by placing random points in the square below, and counting
the number that fall within the circle. The ratio of the
number that fall within the circle to the total number of
points (number of MC
iterations, n_{iter}) is
proportional to π.

The MC iterations are split into batches
of n_trial iterations. After each
batch, an estimate of π is
calculated, π_{sub}. The
average of these gives our estimate
of π, while the standard
deviation can be used to find the statistical error (given
here as the 95% confidence interval), shown in the top
left plot. The error will decrease
as (n_{iter})^{-0.5},
shown in the bottom left plot.

We are essentially sampling from a binomial distribution
which has probability P = π/4
of a success (i.e. the point is within the circle)
for n = n_trial independent
experiments. According to the central-limit theorem, if we
draw a large number of random samples from any type of
distribution, the distribution
of π_{sub} values will
always be a normal distribution (so long as the sample
size is large enough, typically > 30), shown in the bottom
right plot. Try varying n_trial
to see how this changes.
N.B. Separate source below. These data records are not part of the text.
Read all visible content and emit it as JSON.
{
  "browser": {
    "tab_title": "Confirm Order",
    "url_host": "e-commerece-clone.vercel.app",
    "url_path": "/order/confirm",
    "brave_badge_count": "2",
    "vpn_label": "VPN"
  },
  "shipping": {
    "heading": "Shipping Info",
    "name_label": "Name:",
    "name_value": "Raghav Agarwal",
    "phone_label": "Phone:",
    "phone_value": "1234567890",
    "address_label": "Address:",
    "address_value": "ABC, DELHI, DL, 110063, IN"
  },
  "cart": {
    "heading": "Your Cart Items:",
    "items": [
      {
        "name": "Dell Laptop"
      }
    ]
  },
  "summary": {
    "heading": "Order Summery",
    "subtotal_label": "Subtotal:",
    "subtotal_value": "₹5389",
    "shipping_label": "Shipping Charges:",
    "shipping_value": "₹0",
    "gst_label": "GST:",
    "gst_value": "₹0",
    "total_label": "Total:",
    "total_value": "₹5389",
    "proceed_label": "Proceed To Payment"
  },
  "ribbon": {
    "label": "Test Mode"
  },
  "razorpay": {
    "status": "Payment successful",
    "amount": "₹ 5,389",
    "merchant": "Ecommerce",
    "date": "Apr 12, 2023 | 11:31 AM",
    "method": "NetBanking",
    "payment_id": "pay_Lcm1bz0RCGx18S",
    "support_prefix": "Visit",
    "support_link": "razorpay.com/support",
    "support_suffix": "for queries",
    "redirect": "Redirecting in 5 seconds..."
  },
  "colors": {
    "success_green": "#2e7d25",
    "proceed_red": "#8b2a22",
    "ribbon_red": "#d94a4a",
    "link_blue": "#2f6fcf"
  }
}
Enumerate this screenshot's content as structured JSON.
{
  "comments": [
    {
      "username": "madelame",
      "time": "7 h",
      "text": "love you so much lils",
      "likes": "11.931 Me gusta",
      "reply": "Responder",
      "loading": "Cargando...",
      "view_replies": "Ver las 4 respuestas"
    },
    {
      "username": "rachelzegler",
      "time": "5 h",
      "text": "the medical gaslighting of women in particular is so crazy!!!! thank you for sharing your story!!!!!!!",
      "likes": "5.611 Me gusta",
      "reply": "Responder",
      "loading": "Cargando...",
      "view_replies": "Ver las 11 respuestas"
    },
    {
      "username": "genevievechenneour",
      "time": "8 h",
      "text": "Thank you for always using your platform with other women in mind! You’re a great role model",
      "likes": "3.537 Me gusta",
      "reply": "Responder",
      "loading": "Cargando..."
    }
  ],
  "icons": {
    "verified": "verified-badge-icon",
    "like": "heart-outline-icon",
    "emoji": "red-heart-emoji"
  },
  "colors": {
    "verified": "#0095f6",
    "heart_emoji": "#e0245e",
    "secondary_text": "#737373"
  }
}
π against number of MC iterations

Zoom: click and drag, Restore: double click

Percentage error (given here as the 95% confidence
interval) in π against the
number of MC
iterations n_{iter}. Red
circles shows the result, while the solid black line shows
the expected value, given as the standard deviation of the
underlying distribution function divided by the
square-root of the number of
iterations, (n_{iter})^{-0.5}.

The error in our result is given by:

where ⟨...⟩ denotes
the mean after n_{iter}
iterations

Probability density function
of π_{sub} values. Red
circles are calculated result, solid black line is the
expected result based on the central-limit theorem i.e. a
normal distribution.